Take each line in the entries below that holds "price" and show it.

◆ Data for the task ◆
╭──

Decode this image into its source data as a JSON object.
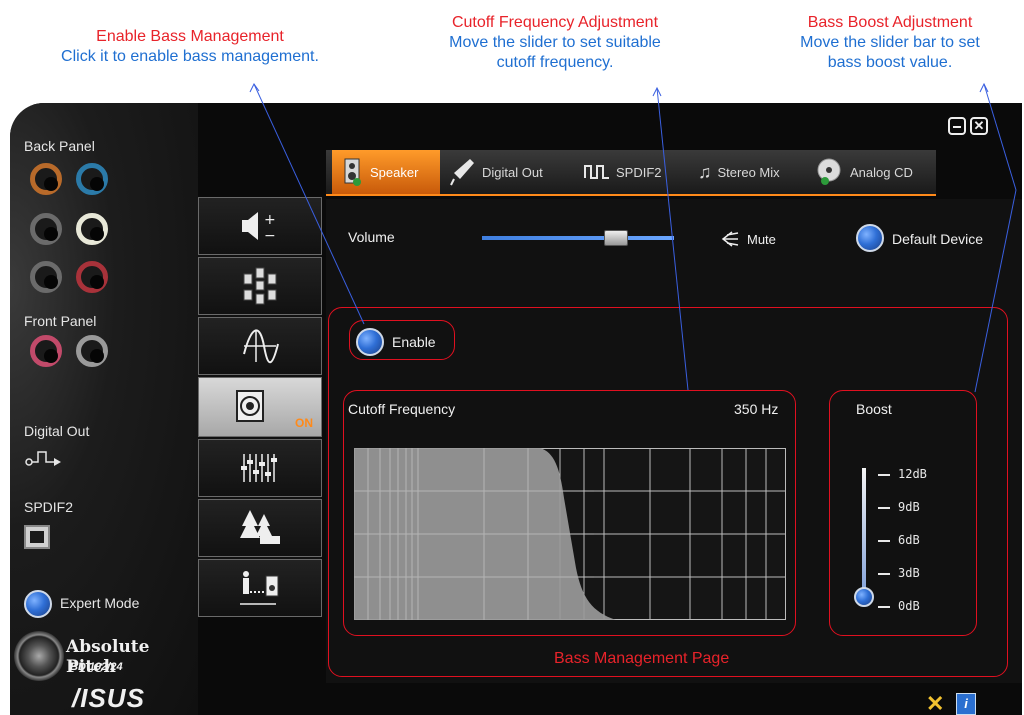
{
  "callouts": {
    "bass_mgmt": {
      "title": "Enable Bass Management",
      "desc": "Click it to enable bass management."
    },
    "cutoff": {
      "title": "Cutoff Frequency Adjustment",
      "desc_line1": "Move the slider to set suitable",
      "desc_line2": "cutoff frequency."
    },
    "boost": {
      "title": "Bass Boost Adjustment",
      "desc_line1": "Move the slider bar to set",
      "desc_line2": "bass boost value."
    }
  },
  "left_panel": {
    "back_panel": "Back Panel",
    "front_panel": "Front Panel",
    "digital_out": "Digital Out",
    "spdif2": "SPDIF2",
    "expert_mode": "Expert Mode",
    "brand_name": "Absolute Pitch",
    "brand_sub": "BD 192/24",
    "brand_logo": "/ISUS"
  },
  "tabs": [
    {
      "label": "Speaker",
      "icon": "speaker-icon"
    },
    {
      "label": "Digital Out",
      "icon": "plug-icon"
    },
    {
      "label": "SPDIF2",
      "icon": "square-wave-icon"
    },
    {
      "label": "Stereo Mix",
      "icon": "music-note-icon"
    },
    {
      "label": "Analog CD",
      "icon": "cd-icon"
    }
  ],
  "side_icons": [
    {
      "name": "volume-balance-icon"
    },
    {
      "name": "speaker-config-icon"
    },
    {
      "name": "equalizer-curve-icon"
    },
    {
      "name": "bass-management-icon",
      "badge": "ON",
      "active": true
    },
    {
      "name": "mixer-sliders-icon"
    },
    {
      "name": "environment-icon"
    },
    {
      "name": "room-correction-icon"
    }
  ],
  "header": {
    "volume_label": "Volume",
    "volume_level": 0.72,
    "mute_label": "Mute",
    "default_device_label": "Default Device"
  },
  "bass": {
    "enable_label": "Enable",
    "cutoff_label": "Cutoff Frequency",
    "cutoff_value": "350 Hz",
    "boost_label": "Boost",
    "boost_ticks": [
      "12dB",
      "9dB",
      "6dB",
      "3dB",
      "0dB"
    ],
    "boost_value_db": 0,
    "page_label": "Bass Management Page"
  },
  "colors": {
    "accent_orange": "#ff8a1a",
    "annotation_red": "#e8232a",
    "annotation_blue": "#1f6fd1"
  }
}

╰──
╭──

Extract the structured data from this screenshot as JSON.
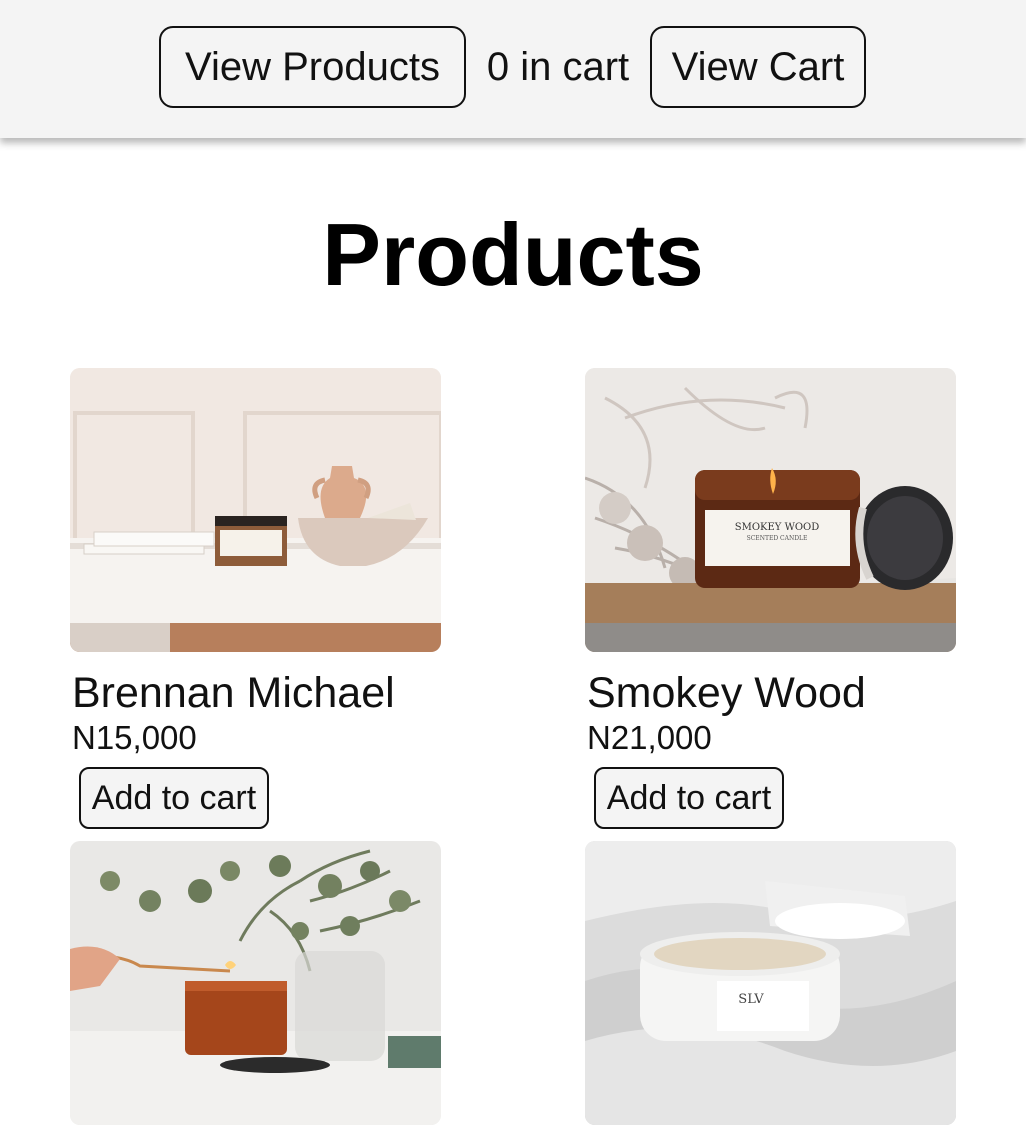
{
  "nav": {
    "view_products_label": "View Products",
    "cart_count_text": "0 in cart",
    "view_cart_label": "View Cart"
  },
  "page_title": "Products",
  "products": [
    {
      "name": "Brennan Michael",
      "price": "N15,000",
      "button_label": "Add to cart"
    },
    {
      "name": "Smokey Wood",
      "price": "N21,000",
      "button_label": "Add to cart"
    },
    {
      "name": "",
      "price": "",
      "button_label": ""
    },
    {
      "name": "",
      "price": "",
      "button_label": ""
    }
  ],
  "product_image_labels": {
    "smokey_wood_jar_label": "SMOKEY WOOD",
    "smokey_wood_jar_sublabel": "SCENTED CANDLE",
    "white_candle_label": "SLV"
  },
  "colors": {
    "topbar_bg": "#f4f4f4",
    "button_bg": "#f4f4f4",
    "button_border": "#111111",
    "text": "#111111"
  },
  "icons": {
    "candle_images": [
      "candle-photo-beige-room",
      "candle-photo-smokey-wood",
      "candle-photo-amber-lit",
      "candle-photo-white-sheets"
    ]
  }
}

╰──

◆ Finished exercise ◆
      "price": "N15,000",
      "price": "N21,000",
      "price": "",
      "price": "",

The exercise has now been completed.